WHAT TO PRODUCE - From the records below, please return each line that holds the word "icon".

App and web page records
————————
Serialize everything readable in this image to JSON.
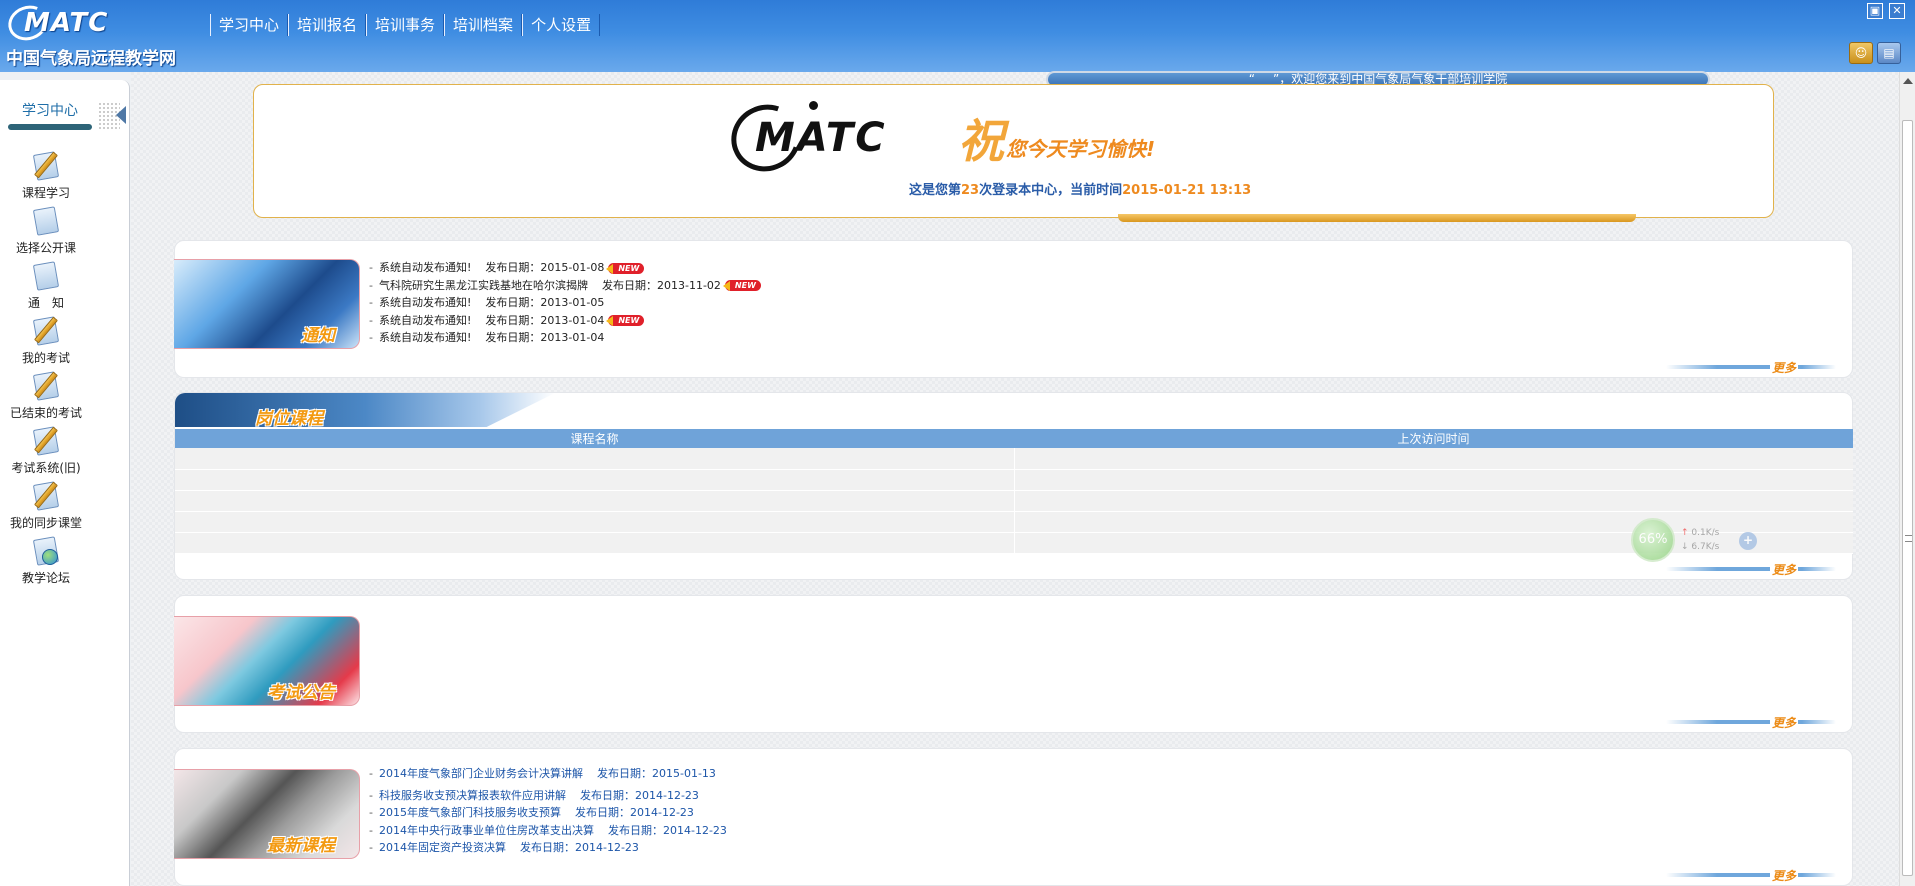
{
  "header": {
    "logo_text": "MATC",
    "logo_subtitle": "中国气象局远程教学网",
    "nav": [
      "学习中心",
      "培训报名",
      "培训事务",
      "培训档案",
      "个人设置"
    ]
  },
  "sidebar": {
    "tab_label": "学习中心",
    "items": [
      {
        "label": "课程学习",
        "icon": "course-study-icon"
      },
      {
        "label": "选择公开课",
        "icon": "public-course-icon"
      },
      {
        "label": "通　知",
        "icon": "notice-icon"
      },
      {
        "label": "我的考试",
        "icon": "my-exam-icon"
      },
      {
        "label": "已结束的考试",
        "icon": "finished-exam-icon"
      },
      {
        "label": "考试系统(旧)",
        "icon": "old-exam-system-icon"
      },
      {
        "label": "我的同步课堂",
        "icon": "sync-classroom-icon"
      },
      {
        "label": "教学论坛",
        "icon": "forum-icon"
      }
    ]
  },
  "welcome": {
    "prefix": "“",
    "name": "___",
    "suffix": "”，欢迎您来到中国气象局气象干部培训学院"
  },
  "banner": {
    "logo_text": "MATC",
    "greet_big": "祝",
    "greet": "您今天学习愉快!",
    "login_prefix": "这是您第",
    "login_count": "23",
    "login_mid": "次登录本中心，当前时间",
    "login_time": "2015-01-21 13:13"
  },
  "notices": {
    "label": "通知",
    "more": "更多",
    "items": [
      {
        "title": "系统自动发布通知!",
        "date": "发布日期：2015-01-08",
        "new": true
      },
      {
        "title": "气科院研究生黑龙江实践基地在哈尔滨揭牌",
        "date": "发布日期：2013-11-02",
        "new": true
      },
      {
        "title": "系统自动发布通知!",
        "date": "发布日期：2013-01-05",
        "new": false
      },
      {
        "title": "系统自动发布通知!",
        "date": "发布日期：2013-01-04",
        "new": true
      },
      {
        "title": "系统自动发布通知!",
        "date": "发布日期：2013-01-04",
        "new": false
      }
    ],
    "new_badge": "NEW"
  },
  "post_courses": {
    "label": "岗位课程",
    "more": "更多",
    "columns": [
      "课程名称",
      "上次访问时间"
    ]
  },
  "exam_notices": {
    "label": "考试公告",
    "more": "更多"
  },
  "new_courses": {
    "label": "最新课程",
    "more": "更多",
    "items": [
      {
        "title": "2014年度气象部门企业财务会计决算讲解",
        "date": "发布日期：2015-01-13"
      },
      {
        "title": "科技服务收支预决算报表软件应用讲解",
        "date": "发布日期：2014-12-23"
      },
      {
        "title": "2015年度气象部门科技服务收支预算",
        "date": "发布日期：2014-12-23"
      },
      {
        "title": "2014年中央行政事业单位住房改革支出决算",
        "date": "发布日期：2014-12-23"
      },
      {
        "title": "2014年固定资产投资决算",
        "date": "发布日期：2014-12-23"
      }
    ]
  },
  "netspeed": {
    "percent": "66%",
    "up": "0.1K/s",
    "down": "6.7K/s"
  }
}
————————
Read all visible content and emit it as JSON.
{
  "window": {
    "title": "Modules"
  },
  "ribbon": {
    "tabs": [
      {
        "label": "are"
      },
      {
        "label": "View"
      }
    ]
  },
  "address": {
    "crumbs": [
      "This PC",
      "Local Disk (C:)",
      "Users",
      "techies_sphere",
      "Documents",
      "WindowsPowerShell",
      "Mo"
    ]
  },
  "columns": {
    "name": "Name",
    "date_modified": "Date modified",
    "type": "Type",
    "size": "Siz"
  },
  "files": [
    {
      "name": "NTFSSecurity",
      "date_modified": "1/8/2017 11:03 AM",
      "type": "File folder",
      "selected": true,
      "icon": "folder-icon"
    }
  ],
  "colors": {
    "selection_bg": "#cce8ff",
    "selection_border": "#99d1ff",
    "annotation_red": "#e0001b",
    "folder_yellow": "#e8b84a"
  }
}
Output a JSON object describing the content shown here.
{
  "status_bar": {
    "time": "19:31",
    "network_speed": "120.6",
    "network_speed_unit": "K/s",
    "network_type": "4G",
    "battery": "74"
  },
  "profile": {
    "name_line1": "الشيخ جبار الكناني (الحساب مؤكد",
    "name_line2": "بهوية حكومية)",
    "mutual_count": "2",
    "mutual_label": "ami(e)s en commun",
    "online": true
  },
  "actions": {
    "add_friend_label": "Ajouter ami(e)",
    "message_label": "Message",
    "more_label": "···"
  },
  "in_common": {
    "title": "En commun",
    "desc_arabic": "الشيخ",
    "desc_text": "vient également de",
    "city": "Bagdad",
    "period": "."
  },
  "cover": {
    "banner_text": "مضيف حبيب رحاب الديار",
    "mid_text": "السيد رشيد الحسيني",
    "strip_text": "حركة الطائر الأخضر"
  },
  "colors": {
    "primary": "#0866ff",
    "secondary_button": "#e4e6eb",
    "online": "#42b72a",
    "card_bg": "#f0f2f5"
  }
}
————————
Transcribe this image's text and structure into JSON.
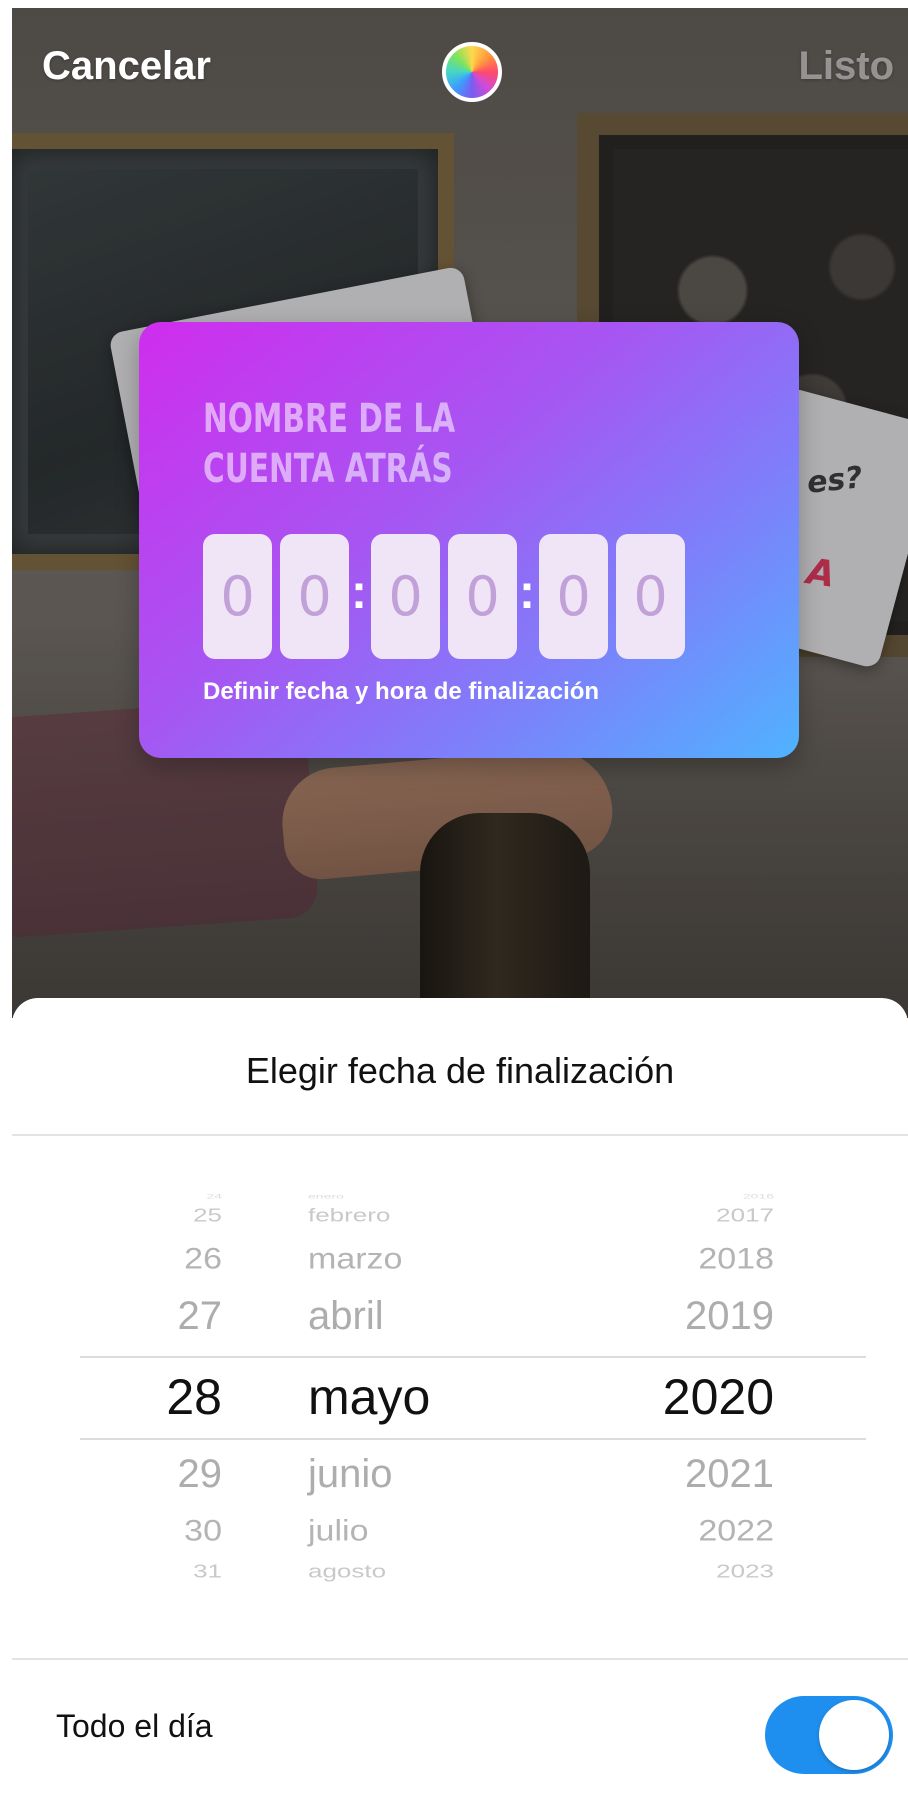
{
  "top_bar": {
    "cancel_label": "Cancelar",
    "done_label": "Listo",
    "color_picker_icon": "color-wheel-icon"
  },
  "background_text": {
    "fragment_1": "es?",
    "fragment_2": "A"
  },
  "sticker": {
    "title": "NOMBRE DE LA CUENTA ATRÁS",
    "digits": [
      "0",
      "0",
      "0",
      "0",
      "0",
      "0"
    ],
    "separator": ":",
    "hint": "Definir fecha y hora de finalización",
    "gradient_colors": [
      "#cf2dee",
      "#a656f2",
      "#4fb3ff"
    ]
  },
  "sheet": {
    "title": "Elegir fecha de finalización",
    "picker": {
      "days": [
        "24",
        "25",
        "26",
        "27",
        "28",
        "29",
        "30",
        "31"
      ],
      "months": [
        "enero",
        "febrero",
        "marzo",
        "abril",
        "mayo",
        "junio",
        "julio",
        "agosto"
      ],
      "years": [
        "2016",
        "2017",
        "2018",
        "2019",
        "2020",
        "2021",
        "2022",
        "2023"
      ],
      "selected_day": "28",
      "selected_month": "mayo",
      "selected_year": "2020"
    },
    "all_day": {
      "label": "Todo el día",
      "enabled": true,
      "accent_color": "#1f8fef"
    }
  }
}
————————
EXERCISE SOLUTION -
        "icon": "course-study-icon"
        "icon": "public-course-icon"
        "icon": "notice-icon"
        "icon": "my-exam-icon"
        "icon": "finished-exam-icon"
        "icon": "old-exam-system-icon"
        "icon": "sync-classroom-icon"
        "icon": "forum-icon"
      "icon": "folder-icon"
    "color_picker_icon": "color-wheel-icon"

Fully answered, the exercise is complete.